Adventurer | Sydney Martinez
Since opening in November 2011, Campo has quickly climbed the ranks of the most popular eateries in Reno. Though most new restaurants experience an initial phase of inflated visitation, it is safe to say that Campo’s popularity can be attributed to more than honeymoon allure. That is because what lies beyond the usually full dining room and charming décor is an unmistakable passion for the community…and really good food.
“Buy great products, and don’t screw them up,” says owner and executive chef Mark Estee, in an exaggeratedly simplified synopsis of his culinary philosophy. The former owner of Truckee, California’s perennial favorite Moody’s Bistro & Lounge, Estee’s passion and acclaim for culinary art finds a new stage at Campo, in the heart of Reno’s Riverwalk District, a location he describes as a “downtown anchor spot.”
Wood-fired pizzas, homemade pastas, and house-cured meats are the stars of the gastronomic show. Estee makes twice-weekly trips to Great Basin Community Food Co-op and utilizes all the organic and locally sourced food he can find. Among the few exceptions to Campo’s reliance on local food are tomatoes for pizza and other sauces and flour for house-made pastas and pizza dough, both imported from Italy to ensure that Italian classics are prepared with the most authentic ingredients available.
Exposed laminated beams, recycled tabletops, dark-stained concrete floors, a warm color palate, and the ever-present scent of hardwoods burning in the pizza oven create a rustic-meets-industrial ambiance that is both hip and relaxing. Community seating near the bar accentuates the restaurant’s trendy neighborhood-eatery feel. Outside, bold neon lends a retro charm in the two locally designed and built signs: one above the restaurant’s entrance facing the Truckee River and the other, a bright-pink pig, on the Sierra Street side of the eatery. The pig is lit whenever Campo’s chefs are butchering meats for the restaurant’s signature house-cured salumi, savory Italian meats such as pancetta, prosciutto, and salami.
The menu at Campo changes daily. You read that right; there is a new menu every day. The longevity of some offerings ensures a handful of favorites hang around for a long time, but you can expect at least a few different items on each visit. On that ever-changing menu, it is hard to find anything that isn’t delicious—it is also hard to write about anything three months in advance without guarantee that it will be on hand when readers visit for themselves.
A selection of house-cured meats sits aside pizza bread, cheeses, and house mustard in the popular Campo Salumi Board appetizer—a staple of the restaurant’s respective brunch, lunch, “tweener,” and dinner menus.

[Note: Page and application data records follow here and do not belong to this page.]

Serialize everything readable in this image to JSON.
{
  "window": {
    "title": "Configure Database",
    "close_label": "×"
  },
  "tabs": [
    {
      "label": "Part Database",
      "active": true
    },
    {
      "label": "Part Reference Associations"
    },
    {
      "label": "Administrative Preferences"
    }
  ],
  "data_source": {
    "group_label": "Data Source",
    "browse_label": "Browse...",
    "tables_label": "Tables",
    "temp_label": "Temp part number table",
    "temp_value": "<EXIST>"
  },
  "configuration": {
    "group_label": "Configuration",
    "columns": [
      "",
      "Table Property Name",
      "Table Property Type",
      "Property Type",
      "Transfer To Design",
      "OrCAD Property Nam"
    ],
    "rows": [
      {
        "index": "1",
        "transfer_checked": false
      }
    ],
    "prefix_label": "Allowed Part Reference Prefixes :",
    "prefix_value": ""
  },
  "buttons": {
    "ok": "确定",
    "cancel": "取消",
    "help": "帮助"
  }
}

I’m fairly certain that the ubiquitous V.P.N. Margherita Pizza will be available on every menu indefinitely. V.P.N. is a title bestowed by the Associazione Vera Pizza Napoletana and designates the pie as a genuine Neapolitan pizza. In other words, it’s the real deal. Fresh basil harmonizes with sweet, attention-grabbing tomato sauce and creamy, comforting house mozzarella. The thin crust has just the right amount of oven char on the bottom and small dough bubbles atop the pie. The satisfying crunch and char are courtesy of the beautifully rustic Cirigliano Forni brick oven, which delivers 750 to 1000 degrees of pizza-perfecting heat.
Like the tomatoes and flour for the dough, the oven also hails from Italia. More innovative pizza creations utilize Campo’s cured meats, such as a creative pie topped with clams and mussels. The subtle flavor of the plump and juicy shellfish combines with decadently salty house-made braised pancetta for a savory taste uncommon to most pizzas. Sweet tomato sauce and generous slices of garlic cloves balance the pie’s savory flavors.
Another of my favorites that seems like a relatively permanent menu fixture is thick and satisfying pappardelle with wild boar bolognese and delicate oro antico pecorino, a hard cheese made from sheep’s milk. A generous portion of hearty and meaty sauce sticks to the impossibly fresh inch-wide pasta, ensuring uniform flavor throughout the filling Italian comfort-food dish.
Desserts, as unpredictably transient as their entrée counterparts, run the entire sweets spectrum. Chocolate pistachio tart with blood orange sorbetto, a delightful mix of savory and acidic flavors, delights diners’ palates in every bite with its contrasting kinds of sweetness.
Estee is quick to point out that he could not put everything at Campo together on his own and is effusive in his praise of general manager Giancarlo Pellegrino, who worked with him at Moody’s Bistro, co-executive chef Arturo D. Moscoso, and his entire staff. And Estee’s passion for the restaurant is as evident in his actions as his words. Following our lunchtime interview he excuses himself, washes his hands, and ties on an apron to jump behind the line and help at the height of the lunch rush.